In return for their service, board members should expect respect, a proper orientation, proper flow of communications, advanced preparation for board discussions, judicious use of their time, educational opportunities, and the opportunity to contribute. In addition, boards should be able to expect “no surprises.” Boards will be comfortable with the CEO if they feel that he or she is being open with them. More than anything else, surprises damage the board’s comfort level; members worry that other important matters are not being communicated. Finally, the board member can expect to participate in a board that is well led, informed, experienced in proper board function, well sized, properly motivated, consistent, a unit, and respectful of management and professionals.
Evolution of governance
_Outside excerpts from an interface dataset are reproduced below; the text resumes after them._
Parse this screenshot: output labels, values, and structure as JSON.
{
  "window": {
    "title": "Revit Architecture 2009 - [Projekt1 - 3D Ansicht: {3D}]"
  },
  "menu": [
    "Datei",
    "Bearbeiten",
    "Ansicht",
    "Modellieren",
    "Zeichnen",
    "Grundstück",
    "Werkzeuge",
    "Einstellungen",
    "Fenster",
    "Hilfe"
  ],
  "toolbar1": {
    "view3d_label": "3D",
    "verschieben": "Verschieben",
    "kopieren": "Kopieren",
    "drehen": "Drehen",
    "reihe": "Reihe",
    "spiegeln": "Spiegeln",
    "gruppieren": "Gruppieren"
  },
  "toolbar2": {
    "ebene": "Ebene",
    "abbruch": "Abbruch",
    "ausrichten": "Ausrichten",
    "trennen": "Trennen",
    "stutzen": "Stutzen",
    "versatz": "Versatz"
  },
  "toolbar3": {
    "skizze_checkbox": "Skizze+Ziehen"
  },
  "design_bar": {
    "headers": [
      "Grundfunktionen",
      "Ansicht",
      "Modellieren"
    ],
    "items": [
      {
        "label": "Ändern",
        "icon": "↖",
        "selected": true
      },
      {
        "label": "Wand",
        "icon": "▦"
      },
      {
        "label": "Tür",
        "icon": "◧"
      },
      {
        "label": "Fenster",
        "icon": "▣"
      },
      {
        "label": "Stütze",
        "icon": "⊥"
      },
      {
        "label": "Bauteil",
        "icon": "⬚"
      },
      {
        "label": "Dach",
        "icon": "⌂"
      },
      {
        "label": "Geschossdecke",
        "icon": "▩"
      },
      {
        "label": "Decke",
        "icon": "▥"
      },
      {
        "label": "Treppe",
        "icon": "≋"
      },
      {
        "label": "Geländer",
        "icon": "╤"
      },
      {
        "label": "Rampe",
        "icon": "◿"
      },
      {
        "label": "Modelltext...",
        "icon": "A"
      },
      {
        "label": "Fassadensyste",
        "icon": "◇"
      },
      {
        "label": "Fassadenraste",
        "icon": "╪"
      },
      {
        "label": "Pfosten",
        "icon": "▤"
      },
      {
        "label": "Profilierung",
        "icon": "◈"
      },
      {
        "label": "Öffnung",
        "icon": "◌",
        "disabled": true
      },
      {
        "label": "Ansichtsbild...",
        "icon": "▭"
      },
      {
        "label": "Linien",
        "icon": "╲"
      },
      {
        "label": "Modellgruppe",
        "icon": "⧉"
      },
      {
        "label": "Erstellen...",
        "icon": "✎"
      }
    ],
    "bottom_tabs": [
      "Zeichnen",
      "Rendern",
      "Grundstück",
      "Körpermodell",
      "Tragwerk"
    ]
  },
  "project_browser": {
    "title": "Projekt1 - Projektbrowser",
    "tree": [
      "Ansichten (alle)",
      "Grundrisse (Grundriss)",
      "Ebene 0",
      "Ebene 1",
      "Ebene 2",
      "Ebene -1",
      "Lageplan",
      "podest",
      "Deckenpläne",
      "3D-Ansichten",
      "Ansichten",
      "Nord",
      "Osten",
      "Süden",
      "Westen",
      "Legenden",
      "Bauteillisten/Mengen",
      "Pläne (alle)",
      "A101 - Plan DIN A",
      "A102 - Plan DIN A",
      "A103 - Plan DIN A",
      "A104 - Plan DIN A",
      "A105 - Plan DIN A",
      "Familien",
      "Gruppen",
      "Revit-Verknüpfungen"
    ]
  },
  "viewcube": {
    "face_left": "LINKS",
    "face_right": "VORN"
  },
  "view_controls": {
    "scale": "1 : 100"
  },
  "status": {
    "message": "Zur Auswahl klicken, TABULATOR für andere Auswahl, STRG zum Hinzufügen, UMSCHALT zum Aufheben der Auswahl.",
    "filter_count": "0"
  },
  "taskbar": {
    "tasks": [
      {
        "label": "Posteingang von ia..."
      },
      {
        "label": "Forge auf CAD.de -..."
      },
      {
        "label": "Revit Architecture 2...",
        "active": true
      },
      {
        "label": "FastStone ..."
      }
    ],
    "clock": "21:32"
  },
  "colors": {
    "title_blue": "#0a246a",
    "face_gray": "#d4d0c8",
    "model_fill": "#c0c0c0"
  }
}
The scope of governance has widened in hospital boards.Braithwaite and Travgalia,In a study conducted in 2008,found out that there are links are between health services’ clinical and corporate governance. Clinical governance can be used to promote quality and safety through a focus on quality assurance and continuous improvement; the creation of clinical governance structures to improve safety and quality and manage risk and performance; the development of strategies to ensure the effective exchange of data, knowledge and expertise; and the sponsoring of a patient-centred approach to service delivery.
Today, the focus is on management oversight, financial management, and community response. The focus of the future is on strategic performance. Board members need to ensure that it has the right expertise around the table to deal with critical issues of the time.
Arwine, D.(2002) “Effective Governance:The roles and responsibilities of Board Members” Baylor University Medical Centre Proceeding. Vol. 15(1) Pp19-22
Braithwaite,J. and Travglia J. (2008) “An overview of Clinical Governance Policies, Practices and Initiatives” Aust Health Review 32(1) Pp 10-22
Herman,M.(2015) Enforcing Board Member Responsibilities
Lewis,M.(2006) “Governance and Coruption in Public health Care Systems.” Center for Global Development Vol.78